Inmate's Assault on Stillwater Prison Staff Remains Under Investigation
An altercation at Minnesota Correctional Facility-Stillwater began in the food service area Wednesday, when an inmate approached prison staff members with a complaint, and then allegedly attacked DOC four employees without warning.
The Minnesota Department of Corrections is investigating an altercation at the Stillwater prison on Wednesday that resulted in two workers being hospitalized.
The altercation began in the prison’s food service area when an offender approached the staff members with a complaint, according to the Minnesota Department of Corrections. He then attacked four staff members without warning. Additional officers were immediately dispatched to the scene and the offender was taken into custody.
A correctional officer and a contract food service employee were sent to the hospital as a result of the incident, both were treated and released. Two other employees received minor injuries.
The DOC did not release additional details about the incident because the Special Investigations Unit is conducting a criminal investigation.
When the investigation is finished, the Washington County Attorney's Office will decide if criminal charges should be filed against the offender.
“This incident underscores how dangerous this work can be,” Corrections Commissioner Tom Roy said. “We have been working very hard to make sure that our staff has the training and the tools they need to respond when incidents like this occur.”
The number of offender-on-staff assaults has dropped dramatically over the past two years, Roy said. In 2011, there were 42 offender-on-staff assaults in Minnesota’s 10 correctional facilities, in 2011 there were 16 and in 2012 there were 17.
The DOC has also recently started a new training program for employees who work with offenders on a daily basis, called Crisis Intervention Training, Roy said. The program addresses the challenges of working with offenders who have mental health issues and helps staff recognize and then defuse potentially violent situations before use of force is needed.

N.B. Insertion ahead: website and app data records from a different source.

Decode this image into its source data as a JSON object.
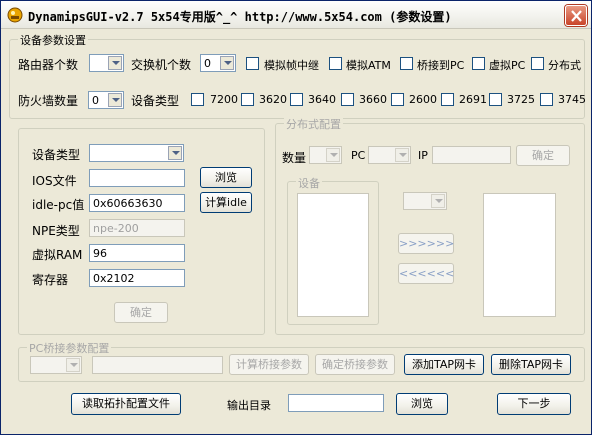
{
  "window": {
    "title": "DynamipsGUI-v2.7   5x54专用版^_^ http://www.5x54.com  (参数设置)"
  },
  "device_params": {
    "group_title": "设备参数设置",
    "router_count_label": "路由器个数",
    "router_count_value": "",
    "switch_count_label": "交换机个数",
    "switch_count_value": "0",
    "checkboxes": [
      "模拟帧中继",
      "模拟ATM",
      "桥接到PC",
      "虚拟PC",
      "分布式"
    ],
    "firewall_count_label": "防火墙数量",
    "firewall_count_value": "0",
    "device_type_label": "设备类型",
    "device_types": [
      "7200",
      "3620",
      "3640",
      "3660",
      "2600",
      "2691",
      "3725",
      "3745"
    ]
  },
  "left_panel": {
    "device_type_label": "设备类型",
    "device_type_value": "",
    "ios_label": "IOS文件",
    "ios_value": "",
    "browse_label": "浏览",
    "idlepc_label": "idle-pc值",
    "idlepc_value": "0x60663630",
    "calc_idle_label": "计算idle",
    "npe_label": "NPE类型",
    "npe_value": "npe-200",
    "ram_label": "虚拟RAM",
    "ram_value": "96",
    "register_label": "寄存器",
    "register_value": "0x2102",
    "confirm_label": "确定"
  },
  "distributed": {
    "group_title": "分布式配置",
    "count_label": "数量",
    "pc_label": "PC",
    "ip_label": "IP",
    "confirm_label": "确定",
    "devices_title": "设备",
    "move_right_label": ">>>>>>",
    "move_left_label": "<<<<<<"
  },
  "bridge": {
    "group_title": "PC桥接参数配置",
    "calc_label": "计算桥接参数",
    "confirm_label": "确定桥接参数",
    "add_tap_label": "添加TAP网卡",
    "remove_tap_label": "删除TAP网卡"
  },
  "bottom": {
    "read_topology_label": "读取拓扑配置文件",
    "output_dir_label": "输出目录",
    "output_dir_value": "",
    "browse_label": "浏览",
    "next_label": "下一步"
  },
  "colors": {
    "window_bg": "#ece9d8",
    "close_button": "#c9442a",
    "button_border": "#003c74",
    "input_border": "#7f9db9"
  }
}
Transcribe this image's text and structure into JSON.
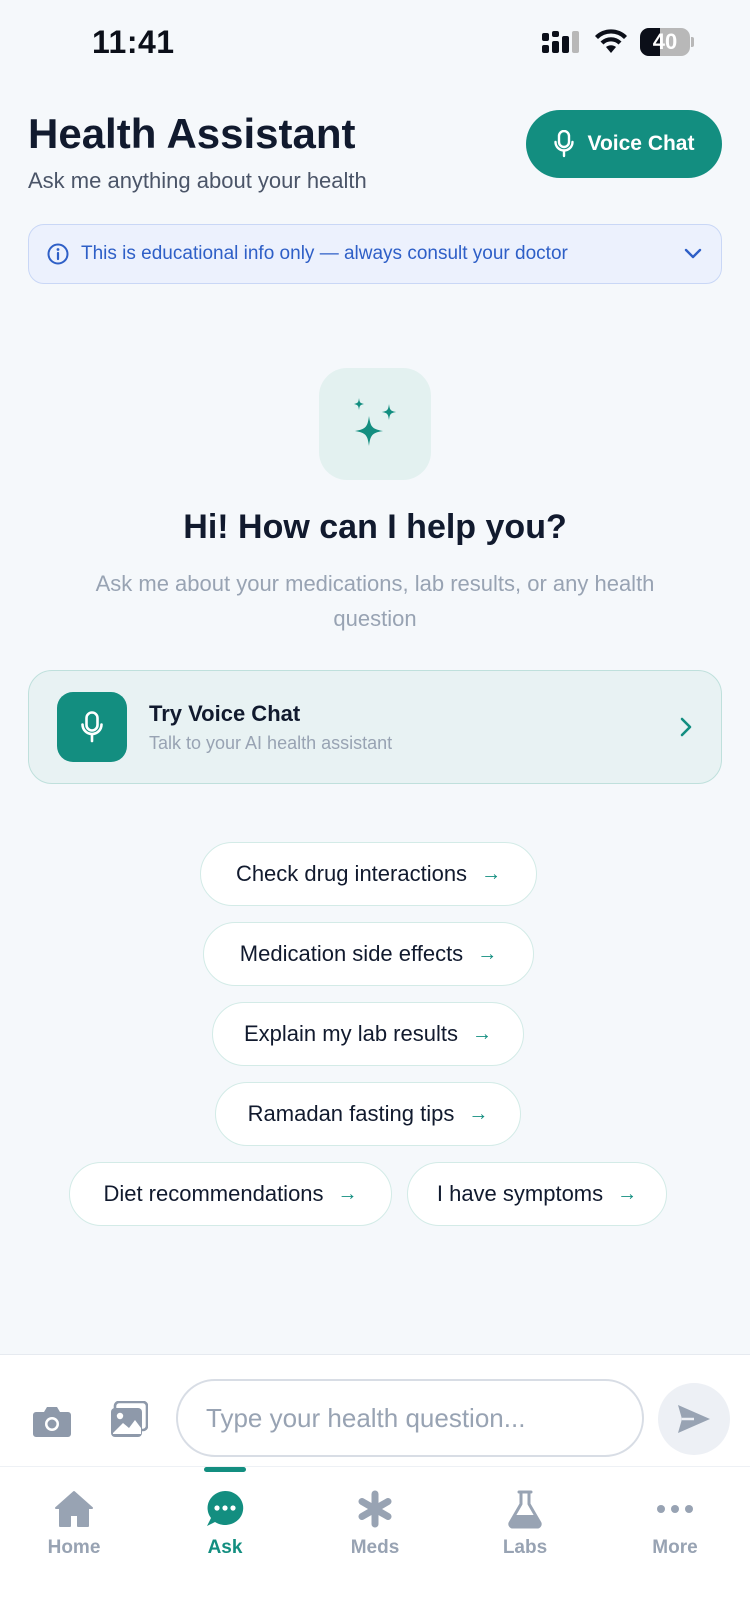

“This training won’t stop every assault, but it can help us reduce the need to use force,” Roy said. “We are committed to making the workplace as safe as we can for our staff.”